• Dataset items
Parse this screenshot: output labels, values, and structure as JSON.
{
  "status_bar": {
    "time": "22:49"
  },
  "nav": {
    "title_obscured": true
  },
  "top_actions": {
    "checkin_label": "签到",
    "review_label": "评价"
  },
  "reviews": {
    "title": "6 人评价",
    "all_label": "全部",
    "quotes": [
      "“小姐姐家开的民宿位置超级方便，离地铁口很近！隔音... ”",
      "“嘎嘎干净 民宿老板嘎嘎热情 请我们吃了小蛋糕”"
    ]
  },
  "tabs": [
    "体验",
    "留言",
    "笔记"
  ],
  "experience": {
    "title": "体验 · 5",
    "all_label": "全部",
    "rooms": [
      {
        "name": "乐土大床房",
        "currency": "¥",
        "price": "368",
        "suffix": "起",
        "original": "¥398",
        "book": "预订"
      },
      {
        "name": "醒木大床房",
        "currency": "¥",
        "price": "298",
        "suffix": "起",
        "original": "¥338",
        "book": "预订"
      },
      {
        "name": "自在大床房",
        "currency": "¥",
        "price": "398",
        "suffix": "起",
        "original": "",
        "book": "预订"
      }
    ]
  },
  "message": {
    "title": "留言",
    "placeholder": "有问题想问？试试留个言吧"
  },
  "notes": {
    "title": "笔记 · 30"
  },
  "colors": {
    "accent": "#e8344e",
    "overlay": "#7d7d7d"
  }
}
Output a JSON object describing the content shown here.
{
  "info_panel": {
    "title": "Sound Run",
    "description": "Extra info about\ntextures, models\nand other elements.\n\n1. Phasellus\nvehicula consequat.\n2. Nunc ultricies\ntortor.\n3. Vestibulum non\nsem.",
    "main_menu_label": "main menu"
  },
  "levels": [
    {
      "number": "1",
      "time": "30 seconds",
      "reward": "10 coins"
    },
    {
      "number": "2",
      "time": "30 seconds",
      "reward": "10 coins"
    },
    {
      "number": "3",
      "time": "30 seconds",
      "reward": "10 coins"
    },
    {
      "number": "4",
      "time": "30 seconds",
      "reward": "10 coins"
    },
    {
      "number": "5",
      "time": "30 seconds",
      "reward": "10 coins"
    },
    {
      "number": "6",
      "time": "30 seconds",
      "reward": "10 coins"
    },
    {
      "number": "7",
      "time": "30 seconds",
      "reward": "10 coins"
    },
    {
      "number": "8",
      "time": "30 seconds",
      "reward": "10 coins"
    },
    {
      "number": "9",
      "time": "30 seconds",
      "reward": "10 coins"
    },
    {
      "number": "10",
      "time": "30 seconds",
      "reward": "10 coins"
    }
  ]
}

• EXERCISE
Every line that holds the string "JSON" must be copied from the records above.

• EXERCISE OUTPUT
Parse this screenshot: output labels, values, and structure as JSON.
Output a JSON object describing the content shown here.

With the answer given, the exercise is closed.